*** Extracted information ***

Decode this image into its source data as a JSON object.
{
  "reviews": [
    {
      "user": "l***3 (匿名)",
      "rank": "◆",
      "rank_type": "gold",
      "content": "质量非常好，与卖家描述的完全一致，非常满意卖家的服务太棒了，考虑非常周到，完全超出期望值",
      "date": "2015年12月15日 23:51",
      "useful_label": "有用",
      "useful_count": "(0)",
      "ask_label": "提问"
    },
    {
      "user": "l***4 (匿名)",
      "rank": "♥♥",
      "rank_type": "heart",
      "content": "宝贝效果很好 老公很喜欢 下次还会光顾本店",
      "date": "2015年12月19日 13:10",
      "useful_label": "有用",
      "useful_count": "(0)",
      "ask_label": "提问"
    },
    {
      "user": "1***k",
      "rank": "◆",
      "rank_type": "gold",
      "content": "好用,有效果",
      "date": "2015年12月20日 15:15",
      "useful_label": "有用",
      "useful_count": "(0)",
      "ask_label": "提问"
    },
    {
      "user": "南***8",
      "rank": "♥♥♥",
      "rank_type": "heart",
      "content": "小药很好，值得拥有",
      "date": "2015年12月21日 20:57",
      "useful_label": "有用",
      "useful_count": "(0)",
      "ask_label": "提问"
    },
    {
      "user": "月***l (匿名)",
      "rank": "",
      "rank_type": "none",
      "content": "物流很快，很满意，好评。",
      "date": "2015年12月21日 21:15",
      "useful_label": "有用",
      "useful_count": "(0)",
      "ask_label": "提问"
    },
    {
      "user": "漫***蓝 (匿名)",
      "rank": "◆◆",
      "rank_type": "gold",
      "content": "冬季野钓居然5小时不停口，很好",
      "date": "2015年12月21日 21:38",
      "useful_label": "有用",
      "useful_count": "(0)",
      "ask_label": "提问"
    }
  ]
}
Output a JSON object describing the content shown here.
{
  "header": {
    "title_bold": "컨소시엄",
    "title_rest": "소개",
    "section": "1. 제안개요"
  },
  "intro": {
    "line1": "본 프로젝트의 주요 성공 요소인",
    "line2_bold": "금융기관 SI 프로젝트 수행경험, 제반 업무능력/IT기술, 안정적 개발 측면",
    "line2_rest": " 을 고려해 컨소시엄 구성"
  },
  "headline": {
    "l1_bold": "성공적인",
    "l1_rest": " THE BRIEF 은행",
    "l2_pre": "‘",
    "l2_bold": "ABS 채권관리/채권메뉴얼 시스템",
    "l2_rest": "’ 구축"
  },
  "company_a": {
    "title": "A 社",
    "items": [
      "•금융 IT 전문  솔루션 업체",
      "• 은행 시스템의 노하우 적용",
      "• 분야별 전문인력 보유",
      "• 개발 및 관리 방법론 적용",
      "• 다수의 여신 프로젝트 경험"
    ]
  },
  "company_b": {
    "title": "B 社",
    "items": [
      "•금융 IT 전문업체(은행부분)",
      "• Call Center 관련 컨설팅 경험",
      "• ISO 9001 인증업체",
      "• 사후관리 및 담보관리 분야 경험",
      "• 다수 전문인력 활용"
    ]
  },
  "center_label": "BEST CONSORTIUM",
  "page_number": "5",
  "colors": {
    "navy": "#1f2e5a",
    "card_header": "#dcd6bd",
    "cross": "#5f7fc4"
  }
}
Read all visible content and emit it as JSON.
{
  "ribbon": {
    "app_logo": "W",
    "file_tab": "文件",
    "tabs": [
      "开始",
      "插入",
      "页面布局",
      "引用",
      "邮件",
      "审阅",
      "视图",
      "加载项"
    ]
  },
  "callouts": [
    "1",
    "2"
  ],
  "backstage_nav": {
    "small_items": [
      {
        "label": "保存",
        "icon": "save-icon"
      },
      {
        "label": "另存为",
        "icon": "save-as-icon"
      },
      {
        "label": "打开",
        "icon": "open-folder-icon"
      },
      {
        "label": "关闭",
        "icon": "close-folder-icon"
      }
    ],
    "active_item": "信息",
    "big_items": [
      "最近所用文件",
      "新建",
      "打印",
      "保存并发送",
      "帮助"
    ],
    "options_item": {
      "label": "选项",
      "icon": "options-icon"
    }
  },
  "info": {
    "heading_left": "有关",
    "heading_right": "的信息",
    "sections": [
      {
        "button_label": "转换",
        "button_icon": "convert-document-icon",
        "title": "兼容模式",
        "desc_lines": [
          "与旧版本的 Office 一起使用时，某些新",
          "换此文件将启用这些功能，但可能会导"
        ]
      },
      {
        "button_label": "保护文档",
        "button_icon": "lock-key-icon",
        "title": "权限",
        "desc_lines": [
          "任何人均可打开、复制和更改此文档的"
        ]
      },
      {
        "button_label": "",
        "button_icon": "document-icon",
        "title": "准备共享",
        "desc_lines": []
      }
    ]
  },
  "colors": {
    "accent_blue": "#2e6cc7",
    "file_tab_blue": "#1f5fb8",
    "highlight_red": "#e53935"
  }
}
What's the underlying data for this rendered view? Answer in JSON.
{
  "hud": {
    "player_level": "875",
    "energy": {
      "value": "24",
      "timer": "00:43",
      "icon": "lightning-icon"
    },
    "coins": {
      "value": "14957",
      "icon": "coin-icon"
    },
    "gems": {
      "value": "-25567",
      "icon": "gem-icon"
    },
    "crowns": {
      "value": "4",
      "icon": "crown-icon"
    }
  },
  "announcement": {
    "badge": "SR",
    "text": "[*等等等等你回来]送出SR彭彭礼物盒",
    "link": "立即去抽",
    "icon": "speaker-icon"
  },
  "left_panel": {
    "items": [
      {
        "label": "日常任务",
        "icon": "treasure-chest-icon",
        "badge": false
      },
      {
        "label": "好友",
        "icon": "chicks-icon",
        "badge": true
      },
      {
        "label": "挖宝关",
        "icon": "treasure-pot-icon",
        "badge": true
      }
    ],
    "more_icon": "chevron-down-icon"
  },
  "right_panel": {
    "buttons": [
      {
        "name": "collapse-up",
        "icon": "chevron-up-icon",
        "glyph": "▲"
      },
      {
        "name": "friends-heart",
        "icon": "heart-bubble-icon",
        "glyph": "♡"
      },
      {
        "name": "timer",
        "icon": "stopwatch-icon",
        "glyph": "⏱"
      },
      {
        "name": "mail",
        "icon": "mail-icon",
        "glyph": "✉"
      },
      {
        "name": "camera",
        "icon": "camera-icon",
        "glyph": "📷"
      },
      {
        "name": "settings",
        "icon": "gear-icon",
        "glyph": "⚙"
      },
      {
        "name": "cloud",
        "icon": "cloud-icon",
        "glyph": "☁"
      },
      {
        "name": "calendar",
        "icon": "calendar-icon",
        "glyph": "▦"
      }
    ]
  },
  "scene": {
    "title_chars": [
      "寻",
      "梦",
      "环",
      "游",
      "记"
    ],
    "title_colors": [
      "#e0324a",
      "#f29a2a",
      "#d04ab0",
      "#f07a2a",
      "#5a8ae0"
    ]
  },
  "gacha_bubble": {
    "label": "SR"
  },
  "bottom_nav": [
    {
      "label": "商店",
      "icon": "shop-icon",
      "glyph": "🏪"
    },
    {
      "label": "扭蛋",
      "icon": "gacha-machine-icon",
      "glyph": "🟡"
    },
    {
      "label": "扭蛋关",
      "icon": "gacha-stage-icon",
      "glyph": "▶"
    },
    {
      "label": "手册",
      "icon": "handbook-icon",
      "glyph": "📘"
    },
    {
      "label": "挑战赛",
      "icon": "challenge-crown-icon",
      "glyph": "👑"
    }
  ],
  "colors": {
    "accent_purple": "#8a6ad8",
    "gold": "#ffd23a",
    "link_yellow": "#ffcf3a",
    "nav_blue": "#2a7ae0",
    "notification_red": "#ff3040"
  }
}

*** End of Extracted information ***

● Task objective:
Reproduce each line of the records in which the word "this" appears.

● Exercise response:
Decode this image into its source data as a JSON object.
What's the underlying data for this rendered view? Answer in JSON.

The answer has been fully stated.